Sunday, 28 May 2017
I've Just Seen: 1900 (Novecento) (1976)
Director: Bernardo Bertolucci
In 1001 Films, the write-up for Bertolucci's film says it is 'not meant to be entertaining.' I don't require all my films to be entertaining, but devoting 5 hours of my time to a film that makes me work to engage with it it a tall ask. While not without some interesting points, 1900 was a film I finished simply so I could cross it off my list.
As I said, it is not all bad. The cinematography is rather beautiful, taking full advantage of the golden light of rural Italy. The greens and golds of the fields pop on screen, and there is an earthiness to the story, with many shots of animals (though I had to look away from the slaughter scenes). The performances are not bad either, though the English dubbing is distracting. Robert De Niro, Gerard Depardieu and Donald Sutherland are all good, though that is probably down to their being great actors rather than their playing compelling characters.

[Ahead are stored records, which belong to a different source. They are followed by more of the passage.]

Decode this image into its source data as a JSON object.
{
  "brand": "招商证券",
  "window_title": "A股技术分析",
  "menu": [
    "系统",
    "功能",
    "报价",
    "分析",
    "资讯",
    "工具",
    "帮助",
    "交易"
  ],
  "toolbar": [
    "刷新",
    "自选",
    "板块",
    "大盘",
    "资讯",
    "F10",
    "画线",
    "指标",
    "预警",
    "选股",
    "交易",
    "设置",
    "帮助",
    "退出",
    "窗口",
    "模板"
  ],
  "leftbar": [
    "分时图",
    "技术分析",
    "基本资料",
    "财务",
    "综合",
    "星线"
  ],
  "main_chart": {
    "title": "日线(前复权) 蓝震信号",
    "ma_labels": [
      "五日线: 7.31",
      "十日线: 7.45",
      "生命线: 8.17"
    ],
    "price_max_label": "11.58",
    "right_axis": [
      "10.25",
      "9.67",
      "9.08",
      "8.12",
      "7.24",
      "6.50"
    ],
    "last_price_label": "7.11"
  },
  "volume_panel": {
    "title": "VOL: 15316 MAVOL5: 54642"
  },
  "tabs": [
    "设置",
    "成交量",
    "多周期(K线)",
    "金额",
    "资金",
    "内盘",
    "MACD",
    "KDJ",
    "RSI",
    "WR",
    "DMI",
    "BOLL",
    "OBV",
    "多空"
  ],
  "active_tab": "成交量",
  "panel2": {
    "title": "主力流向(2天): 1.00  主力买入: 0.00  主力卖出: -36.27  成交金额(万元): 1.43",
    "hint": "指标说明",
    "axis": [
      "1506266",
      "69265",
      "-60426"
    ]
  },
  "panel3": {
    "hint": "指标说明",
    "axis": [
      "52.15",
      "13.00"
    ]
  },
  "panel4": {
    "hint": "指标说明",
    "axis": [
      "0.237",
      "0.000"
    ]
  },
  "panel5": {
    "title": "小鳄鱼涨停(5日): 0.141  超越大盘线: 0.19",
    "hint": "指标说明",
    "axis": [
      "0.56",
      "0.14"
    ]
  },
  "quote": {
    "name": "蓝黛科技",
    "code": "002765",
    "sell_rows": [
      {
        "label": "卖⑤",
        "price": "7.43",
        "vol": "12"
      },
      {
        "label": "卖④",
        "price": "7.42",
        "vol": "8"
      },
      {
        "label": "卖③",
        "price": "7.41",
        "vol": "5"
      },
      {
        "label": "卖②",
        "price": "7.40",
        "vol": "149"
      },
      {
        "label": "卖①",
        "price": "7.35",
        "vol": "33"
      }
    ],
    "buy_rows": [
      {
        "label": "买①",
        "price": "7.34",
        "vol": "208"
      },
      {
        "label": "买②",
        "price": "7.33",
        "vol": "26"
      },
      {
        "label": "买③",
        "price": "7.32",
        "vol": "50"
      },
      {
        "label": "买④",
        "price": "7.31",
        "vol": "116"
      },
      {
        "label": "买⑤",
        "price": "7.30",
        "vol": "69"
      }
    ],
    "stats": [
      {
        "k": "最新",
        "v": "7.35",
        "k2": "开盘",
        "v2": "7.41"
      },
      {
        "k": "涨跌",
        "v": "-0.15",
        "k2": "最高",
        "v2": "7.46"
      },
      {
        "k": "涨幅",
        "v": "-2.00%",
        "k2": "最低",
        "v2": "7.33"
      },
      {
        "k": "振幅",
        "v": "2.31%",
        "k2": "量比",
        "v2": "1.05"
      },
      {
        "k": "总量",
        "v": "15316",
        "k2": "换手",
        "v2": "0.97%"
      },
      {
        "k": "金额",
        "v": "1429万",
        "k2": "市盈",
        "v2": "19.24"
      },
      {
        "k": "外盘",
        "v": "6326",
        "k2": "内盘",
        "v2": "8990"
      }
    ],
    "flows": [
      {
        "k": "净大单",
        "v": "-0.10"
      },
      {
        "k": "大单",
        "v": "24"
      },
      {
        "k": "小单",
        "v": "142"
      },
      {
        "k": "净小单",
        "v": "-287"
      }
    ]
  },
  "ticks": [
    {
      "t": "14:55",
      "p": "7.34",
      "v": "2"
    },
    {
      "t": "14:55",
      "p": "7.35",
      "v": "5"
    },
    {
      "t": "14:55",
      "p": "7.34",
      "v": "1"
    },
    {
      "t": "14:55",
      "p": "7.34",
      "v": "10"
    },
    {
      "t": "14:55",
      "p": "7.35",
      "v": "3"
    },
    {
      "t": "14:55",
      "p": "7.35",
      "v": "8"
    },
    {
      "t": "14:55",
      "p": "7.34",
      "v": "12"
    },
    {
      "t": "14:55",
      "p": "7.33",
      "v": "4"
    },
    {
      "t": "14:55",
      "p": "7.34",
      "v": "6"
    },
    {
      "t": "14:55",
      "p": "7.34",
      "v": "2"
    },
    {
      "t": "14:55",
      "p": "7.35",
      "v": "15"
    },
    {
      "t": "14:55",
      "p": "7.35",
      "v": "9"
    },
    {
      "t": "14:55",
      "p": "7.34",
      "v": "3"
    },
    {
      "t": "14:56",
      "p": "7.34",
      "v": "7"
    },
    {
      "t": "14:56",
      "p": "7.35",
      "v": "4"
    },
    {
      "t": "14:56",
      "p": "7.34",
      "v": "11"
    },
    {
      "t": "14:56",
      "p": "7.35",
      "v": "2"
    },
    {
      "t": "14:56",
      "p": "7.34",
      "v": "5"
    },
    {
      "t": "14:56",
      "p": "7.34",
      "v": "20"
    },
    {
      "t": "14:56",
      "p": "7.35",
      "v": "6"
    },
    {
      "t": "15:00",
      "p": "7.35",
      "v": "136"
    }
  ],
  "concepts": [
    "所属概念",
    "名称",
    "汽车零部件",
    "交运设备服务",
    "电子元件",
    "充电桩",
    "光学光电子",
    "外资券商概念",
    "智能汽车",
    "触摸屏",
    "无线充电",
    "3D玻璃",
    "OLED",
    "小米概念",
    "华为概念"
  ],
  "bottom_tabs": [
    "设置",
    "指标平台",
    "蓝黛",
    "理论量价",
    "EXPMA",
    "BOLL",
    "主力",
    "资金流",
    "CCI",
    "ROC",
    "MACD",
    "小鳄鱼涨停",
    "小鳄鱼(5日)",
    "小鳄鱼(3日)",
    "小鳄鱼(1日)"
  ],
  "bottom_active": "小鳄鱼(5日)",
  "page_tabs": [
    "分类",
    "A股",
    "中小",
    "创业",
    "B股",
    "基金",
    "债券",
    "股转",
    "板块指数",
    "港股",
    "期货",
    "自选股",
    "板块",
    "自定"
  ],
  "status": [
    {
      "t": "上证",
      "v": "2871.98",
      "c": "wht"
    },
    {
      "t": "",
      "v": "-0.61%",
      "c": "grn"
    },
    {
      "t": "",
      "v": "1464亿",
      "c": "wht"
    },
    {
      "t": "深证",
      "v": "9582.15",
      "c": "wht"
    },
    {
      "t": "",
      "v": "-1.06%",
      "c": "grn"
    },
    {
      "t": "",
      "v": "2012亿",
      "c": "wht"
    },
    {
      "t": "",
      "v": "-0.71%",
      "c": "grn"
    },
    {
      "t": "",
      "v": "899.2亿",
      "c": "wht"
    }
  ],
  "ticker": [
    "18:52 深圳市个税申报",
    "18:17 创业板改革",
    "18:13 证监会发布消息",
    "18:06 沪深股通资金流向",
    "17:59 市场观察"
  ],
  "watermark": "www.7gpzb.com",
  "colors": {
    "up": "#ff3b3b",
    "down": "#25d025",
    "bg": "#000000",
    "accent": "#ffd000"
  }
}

Almost everyone in this film is hard to like, being either too selfish or too wedded to their own political ideals to really connect with one another. The most human parts of the story are of Alfredo and Olmo's childhoods, where their friendship crosses the class divide. Spending five hours with unpleasant people is no fun.
This film was removed from recent editions of the 1001 films list, and I can see why. Its not as great as some of the films on the list and even less then some that have never been included. If you are a fan of Bertolucci's filmography, it is worth seeing, or if you are interested in representations of Italian political history on screen. I am not, and would much rather spend five hours watching Abel Gance's Napoleon, if I need a political history epic. Or Luchino Visconti's The Leopard.